(What the task asks): This exercise asks for every line of the material that includes the word "count".

(Data section):
******

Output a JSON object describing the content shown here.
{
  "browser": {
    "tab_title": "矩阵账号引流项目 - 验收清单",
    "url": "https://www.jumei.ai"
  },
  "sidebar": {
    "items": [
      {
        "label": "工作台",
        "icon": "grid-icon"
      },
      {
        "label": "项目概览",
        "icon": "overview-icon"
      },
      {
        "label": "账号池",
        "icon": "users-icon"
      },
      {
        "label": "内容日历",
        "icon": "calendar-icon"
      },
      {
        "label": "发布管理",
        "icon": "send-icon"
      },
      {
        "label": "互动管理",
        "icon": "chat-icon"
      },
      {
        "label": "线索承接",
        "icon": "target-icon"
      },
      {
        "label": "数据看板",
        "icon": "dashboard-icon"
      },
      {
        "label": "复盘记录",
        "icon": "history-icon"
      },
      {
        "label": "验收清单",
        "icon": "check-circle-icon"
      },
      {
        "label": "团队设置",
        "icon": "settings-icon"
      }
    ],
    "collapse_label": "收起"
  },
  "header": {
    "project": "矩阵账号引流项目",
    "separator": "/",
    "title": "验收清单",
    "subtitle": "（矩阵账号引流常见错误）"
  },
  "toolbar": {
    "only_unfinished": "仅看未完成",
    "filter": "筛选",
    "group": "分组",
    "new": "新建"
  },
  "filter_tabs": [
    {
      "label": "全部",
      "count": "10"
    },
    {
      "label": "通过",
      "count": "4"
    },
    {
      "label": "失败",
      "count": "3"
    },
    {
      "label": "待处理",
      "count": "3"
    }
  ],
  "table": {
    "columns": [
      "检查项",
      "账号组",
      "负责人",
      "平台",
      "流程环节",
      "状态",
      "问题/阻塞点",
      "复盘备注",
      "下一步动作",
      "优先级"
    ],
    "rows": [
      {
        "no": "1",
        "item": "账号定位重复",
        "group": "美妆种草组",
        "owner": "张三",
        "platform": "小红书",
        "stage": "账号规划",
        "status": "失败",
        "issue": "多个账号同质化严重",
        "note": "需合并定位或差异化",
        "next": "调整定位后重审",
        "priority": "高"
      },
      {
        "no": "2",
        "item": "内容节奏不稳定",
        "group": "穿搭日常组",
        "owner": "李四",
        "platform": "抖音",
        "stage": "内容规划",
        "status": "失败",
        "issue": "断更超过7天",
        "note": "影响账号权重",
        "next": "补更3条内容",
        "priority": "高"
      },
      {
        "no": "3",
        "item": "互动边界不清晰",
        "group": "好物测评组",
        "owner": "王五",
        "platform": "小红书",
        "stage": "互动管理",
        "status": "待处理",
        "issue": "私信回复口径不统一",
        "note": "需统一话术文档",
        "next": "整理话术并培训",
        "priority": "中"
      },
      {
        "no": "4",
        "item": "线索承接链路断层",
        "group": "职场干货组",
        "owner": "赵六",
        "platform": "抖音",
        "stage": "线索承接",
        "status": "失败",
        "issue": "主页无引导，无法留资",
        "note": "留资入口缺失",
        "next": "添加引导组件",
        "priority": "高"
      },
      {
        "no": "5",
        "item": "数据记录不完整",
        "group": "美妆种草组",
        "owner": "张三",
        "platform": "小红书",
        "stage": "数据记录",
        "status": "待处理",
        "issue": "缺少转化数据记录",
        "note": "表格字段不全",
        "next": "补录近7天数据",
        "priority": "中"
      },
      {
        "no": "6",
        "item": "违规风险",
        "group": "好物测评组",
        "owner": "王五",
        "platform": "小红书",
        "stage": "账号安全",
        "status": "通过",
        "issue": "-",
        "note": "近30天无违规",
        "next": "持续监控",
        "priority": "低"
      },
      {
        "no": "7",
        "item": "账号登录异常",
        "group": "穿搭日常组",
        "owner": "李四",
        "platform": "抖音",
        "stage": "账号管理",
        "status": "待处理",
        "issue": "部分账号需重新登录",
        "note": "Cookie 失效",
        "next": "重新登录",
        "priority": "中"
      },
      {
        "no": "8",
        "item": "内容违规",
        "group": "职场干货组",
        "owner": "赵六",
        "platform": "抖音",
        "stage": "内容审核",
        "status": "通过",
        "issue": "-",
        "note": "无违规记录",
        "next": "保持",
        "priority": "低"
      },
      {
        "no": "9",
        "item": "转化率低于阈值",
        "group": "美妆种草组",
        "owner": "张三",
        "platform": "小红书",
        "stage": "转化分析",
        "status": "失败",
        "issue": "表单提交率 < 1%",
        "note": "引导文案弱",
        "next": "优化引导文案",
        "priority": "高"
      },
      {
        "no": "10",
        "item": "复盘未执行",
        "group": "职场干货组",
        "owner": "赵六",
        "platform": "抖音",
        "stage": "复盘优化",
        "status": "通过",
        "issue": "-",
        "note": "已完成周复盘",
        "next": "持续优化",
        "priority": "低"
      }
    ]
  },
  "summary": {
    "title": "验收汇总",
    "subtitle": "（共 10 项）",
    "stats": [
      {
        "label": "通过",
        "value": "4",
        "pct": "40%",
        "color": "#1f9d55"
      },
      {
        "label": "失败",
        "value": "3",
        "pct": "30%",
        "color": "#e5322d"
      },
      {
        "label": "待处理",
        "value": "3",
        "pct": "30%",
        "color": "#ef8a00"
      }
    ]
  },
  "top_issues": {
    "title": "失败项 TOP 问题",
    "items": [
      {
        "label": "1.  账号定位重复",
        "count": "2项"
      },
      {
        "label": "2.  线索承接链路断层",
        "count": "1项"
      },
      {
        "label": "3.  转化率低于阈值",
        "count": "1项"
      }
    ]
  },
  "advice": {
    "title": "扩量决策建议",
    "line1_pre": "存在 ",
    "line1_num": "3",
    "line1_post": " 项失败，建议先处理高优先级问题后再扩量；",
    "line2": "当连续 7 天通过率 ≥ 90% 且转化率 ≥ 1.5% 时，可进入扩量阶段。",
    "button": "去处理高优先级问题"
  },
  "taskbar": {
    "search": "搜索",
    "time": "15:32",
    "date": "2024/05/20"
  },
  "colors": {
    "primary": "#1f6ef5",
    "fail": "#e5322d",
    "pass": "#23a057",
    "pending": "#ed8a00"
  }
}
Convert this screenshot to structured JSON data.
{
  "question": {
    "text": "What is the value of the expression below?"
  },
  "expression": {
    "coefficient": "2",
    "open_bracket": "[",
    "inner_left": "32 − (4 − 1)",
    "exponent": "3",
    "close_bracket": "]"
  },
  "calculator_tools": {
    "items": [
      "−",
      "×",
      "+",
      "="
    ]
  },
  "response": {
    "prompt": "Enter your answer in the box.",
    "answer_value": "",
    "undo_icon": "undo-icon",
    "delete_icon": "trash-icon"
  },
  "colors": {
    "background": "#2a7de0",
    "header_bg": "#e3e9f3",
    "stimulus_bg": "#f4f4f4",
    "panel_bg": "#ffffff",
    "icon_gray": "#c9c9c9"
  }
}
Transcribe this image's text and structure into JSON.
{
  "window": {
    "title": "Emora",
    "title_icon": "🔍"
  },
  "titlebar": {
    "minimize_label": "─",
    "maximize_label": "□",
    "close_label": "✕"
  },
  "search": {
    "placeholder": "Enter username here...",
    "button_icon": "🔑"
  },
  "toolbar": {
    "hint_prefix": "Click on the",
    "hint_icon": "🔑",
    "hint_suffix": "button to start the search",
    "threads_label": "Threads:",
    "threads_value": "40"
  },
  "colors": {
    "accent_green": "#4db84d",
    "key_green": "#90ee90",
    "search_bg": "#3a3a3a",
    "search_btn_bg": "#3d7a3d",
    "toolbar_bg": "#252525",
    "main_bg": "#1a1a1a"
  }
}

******

(Expected answer):
      "count": "10"
      "count": "4"
      "count": "3"
      "count": "3"
        "count": "2项"
        "count": "1项"
        "count": "1项"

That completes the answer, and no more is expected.